Items from an interface collection
════
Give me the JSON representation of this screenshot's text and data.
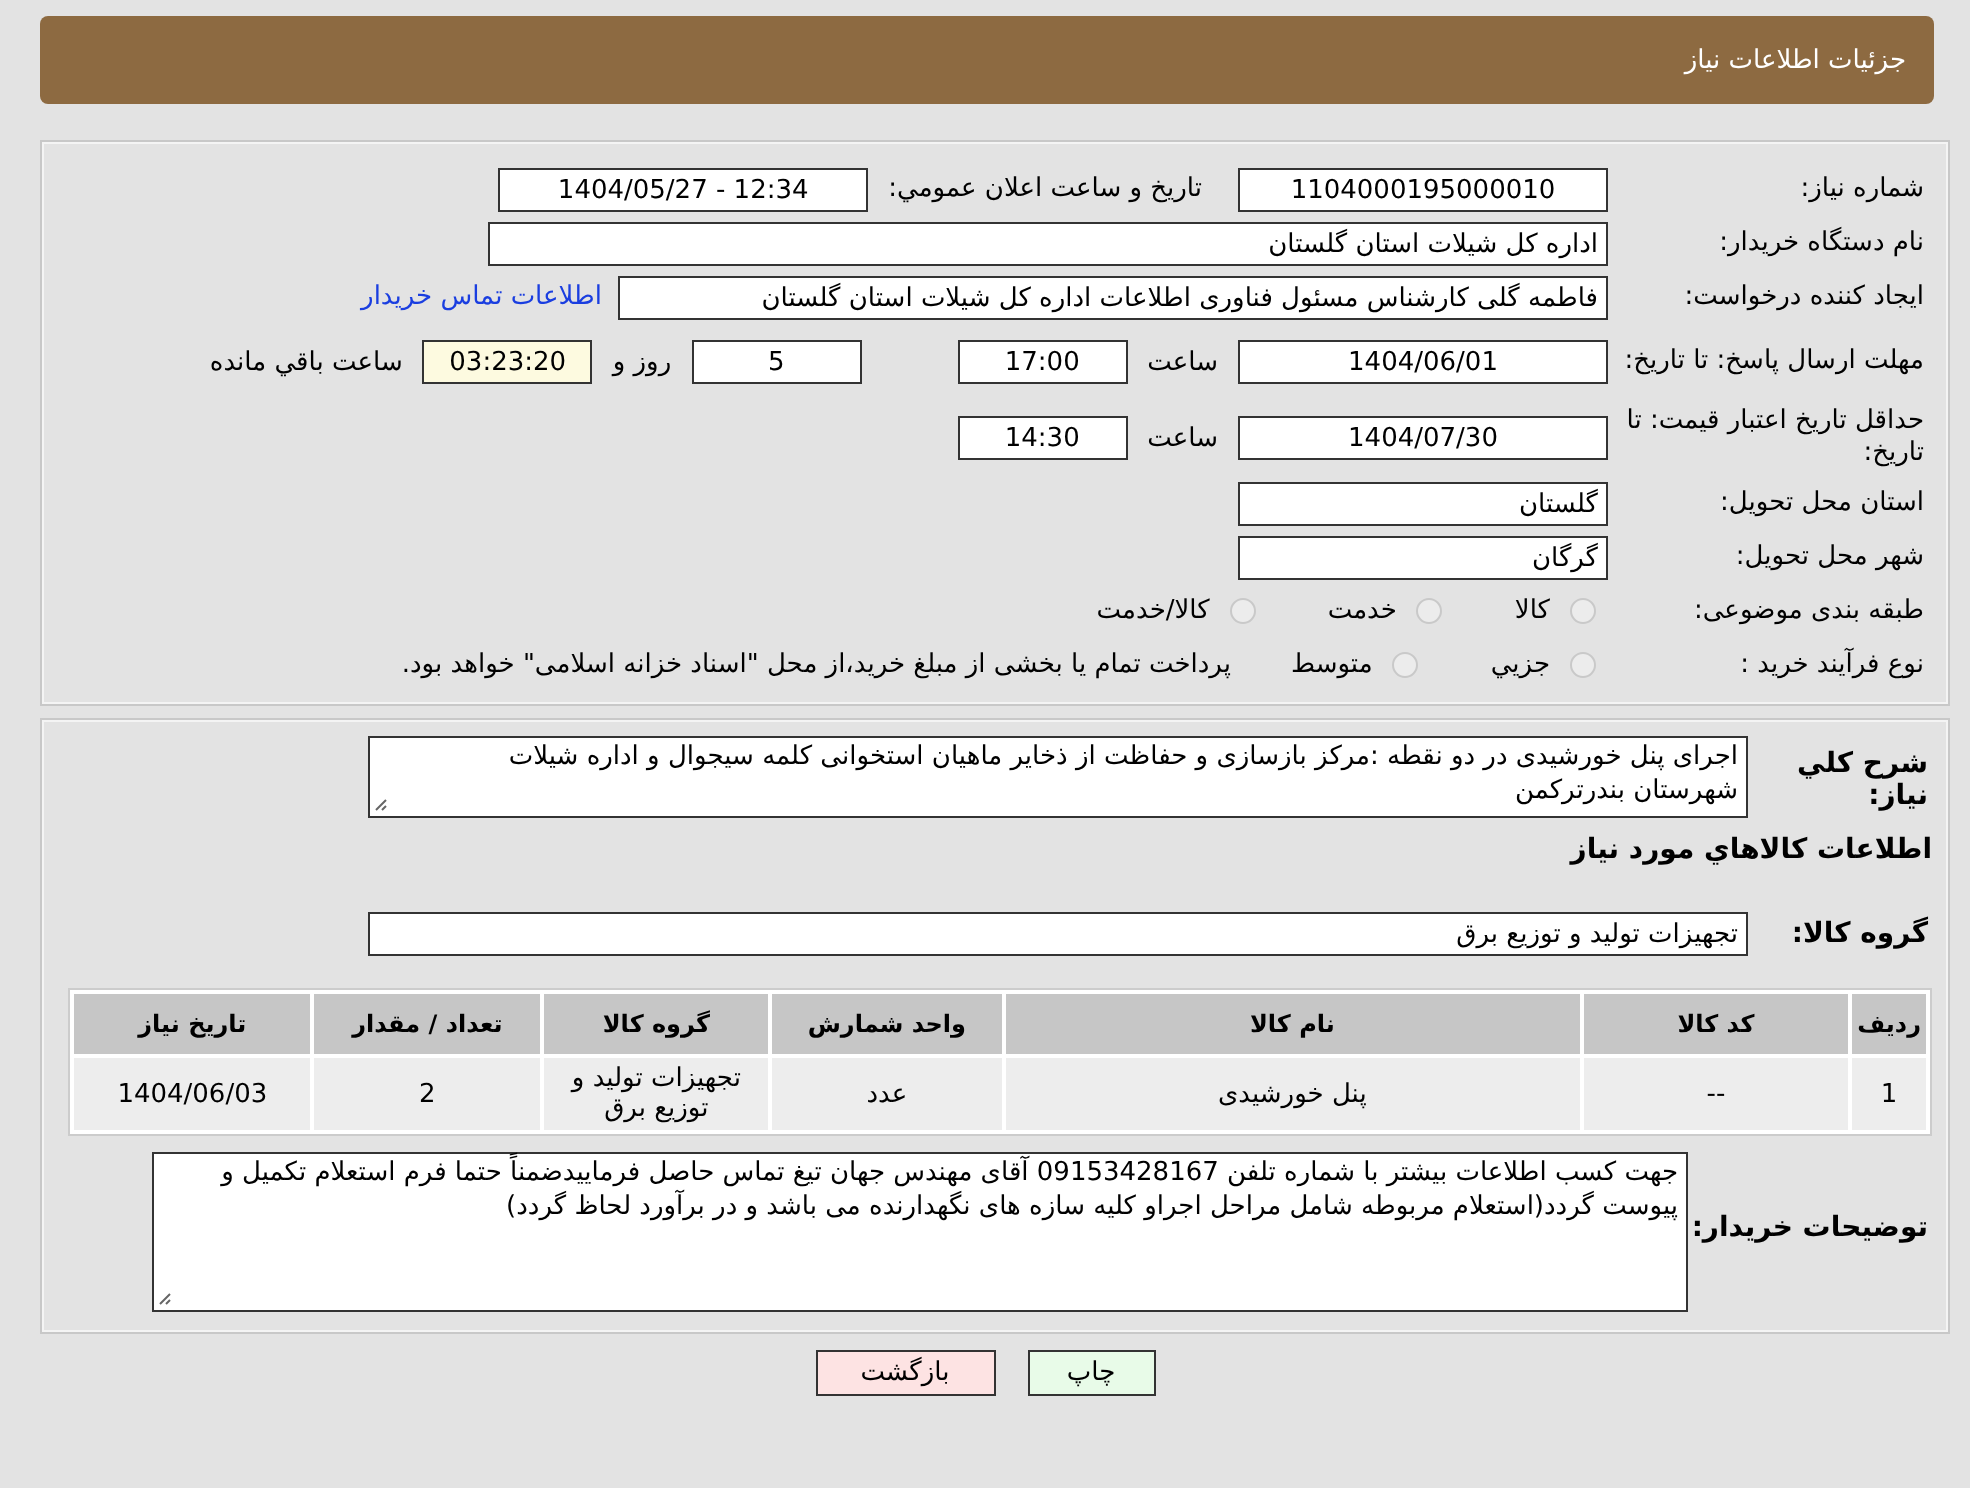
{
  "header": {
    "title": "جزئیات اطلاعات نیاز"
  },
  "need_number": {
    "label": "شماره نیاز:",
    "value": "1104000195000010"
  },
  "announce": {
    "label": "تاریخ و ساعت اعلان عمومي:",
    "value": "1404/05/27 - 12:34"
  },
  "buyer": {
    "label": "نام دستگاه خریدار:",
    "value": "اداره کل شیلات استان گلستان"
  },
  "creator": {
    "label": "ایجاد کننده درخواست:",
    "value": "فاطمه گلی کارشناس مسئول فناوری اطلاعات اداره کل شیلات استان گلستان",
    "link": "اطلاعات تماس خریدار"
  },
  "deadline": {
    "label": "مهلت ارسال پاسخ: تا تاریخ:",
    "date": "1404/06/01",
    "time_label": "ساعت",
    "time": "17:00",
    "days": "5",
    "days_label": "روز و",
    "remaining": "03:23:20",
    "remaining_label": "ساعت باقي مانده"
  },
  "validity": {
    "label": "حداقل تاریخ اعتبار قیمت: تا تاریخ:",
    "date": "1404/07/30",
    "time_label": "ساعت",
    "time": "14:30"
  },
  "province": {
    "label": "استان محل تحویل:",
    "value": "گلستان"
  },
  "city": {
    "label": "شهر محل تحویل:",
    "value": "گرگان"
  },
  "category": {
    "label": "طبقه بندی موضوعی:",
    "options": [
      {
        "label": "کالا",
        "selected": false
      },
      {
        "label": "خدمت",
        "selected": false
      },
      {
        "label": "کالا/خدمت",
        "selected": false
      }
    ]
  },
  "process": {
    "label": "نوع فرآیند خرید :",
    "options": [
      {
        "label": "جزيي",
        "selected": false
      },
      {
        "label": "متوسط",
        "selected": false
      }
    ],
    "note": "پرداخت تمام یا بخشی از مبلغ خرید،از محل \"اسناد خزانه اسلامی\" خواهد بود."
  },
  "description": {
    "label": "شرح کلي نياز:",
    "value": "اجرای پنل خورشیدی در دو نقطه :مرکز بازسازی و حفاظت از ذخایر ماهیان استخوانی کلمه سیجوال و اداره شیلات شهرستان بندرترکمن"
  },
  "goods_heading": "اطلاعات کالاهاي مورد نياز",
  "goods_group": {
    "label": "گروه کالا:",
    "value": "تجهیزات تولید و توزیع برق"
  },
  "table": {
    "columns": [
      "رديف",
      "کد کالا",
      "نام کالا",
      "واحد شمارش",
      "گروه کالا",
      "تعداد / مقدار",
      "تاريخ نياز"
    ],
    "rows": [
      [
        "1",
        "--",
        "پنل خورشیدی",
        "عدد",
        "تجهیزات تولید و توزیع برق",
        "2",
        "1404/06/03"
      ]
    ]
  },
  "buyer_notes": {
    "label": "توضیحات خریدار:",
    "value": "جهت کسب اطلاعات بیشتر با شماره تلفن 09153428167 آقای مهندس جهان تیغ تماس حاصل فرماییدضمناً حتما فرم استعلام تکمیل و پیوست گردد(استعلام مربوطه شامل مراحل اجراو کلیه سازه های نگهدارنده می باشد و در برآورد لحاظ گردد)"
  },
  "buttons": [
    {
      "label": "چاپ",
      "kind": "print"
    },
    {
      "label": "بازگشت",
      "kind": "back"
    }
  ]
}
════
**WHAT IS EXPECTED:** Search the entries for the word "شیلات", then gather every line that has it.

**TASK OUTPUT:**
    "value": "اداره کل شیلات استان گلستان"
    "value": "فاطمه گلی کارشناس مسئول فناوری اطلاعات اداره کل شیلات استان گلستان",
    "value": "اجرای پنل خورشیدی در دو نقطه :مرکز بازسازی و حفاظت از ذخایر ماهیان استخوانی کلمه سیجوال و اداره شیلات شهرستان بندرترکمن"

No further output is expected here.